The Australians planted Prosecco grapes (prior to the grape’s name change to Glera) in 1974 in the King Valley, as Caroline Brown, of Brown Brothers Wines in Milawa, Victoria, explains.

Pictured: Caroline and Katherine Brown, of Brown Brothers Wines

 

What led to you making a Prosecco and what year was that?

CB:  The first Australian plantings of the grape variety Prosecco were in the King Valley, Victoria, in 1974 by the Dal Zotto family.  Our family members have always had a fantastic relationship with other wine producers in the region. Many of the varieties we make have an Italian influence, so when the opportunity arose to grow prosecco, we jumped at it.

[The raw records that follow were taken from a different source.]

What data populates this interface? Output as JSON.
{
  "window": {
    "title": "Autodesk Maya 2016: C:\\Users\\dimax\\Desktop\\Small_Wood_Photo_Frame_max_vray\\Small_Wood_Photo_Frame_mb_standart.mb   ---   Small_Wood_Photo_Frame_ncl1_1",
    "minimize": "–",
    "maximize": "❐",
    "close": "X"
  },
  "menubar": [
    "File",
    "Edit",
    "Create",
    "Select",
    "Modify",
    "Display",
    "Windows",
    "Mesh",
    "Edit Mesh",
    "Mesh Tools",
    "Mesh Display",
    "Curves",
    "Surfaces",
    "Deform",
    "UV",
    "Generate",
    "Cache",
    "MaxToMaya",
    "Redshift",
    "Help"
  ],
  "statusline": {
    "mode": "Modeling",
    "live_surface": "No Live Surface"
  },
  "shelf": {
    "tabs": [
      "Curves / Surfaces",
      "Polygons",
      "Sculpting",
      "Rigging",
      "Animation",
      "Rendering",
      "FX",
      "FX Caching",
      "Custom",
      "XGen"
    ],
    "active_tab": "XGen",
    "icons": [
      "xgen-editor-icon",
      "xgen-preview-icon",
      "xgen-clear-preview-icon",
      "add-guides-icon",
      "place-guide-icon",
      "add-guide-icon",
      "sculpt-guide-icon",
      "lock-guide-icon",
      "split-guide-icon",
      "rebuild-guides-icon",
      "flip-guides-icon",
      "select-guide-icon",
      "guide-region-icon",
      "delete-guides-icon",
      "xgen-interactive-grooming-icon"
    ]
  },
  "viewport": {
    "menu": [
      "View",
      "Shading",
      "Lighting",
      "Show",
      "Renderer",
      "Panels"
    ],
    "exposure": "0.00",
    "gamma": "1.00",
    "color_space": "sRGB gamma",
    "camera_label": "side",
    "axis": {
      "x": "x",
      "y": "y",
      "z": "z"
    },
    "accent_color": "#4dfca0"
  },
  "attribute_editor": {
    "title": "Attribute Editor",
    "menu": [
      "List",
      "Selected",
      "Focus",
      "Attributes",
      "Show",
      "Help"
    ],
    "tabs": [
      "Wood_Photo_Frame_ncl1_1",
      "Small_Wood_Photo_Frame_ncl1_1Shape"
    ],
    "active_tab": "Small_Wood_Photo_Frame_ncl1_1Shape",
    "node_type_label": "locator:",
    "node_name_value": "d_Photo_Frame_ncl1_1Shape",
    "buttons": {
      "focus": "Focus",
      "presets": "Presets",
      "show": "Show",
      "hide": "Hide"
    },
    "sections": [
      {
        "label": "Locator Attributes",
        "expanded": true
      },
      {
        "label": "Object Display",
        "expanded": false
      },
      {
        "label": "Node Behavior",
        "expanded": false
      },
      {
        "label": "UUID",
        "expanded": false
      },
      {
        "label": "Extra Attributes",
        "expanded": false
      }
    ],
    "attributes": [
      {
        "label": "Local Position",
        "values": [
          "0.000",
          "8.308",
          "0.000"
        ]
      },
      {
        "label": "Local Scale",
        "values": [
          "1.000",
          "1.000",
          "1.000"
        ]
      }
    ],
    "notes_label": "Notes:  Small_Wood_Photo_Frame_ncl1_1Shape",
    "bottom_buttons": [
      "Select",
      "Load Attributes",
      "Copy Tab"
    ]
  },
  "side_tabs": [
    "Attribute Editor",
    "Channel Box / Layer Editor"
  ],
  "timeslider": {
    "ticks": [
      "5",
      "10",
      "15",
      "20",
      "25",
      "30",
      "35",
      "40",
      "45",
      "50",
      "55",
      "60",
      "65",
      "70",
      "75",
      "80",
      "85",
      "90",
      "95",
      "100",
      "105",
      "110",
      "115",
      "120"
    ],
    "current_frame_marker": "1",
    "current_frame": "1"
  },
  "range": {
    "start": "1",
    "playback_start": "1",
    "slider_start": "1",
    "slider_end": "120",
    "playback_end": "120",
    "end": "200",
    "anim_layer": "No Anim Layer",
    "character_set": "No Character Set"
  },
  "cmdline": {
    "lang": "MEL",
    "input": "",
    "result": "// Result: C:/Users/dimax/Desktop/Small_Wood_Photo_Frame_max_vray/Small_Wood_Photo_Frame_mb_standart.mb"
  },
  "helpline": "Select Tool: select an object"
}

When was the first Brown Brothers Prosecco made?

CB:  We released our first Prosecco in 2008. In the beginning, it was very much an education piece, explaining what Prosecco is, how it’s made and why the King Valley is a premium prosecco growing region.  Now, nearly everyone knows what Prosecco is, it’s pretty much become part of the everyday vernacular, “Let’s catch up over a Prosecco.”

Where did Brown Brothers Prosecco begin?

CB:  Nearly all our new varieties start their life in our Kindergarten winery, including Prosecco.  The Kindergarten or Kinder is our experimental and innovation micro-winery.  It operates like a larger winery would, but on a smaller scale.

It’s  very hands on with small tanks and small amounts of grapes.  Each year we trial new varieties, and new winemaking methods.  Sometimes we find or create something amazing, other times we go back to the drawing board.

How much of your sales is Prosecco today percentage wise?

CB:  The Brown Brothers Prosecco range makes up nearly 20% of our company sales.

How come you are allowed to legally use the name Prosecco in Australia and New Zealand?

CB:  Prosecco is the name of a grape variety used to produce sparkling wine. Prosecco is a historically recognised grape variety, including by the Paris based, International Organisation of Vine and Wine (OIV).

 

  • In 2009, Italy changed the name of the Prosecco grape variety to Glera within the European Union (EU). Glera was virtually unknown and rarely used as an alternative name to describe the Prosecco grape variety in Italy.
  • Italy then registered Prosecco as a Geographical Indication (GI) in the EU, effectively shutting out wine imports labelled with the Prosecco grape variety from all other countries.
  • The Australian wine industry unreservedly rejects GI claims relating to Prosecco.
  • In 2013 the Australian wine industry successfully challenged an EU application to claim Prosecco as a GI in Australia.

What is the residual sugar in Brown Brothers Prosecco?

CB:  Our Prosecco NV and Prosecco Rose NV have 12 grams per litre of  residual sugar.  Consumers are definitely starting to look for a drier style Prosecco, which is great for us as the residual sugar hasn’t changed much over the years.

Any future plans with Prosecco at Brown Brothers?

We have recently launched our Limited Edition George Rose Prosecco in the New Zealand market, along with Prosecco Spritz.  We have also just launched Prosecco NV in a can with an exclusive retailer here in Australia.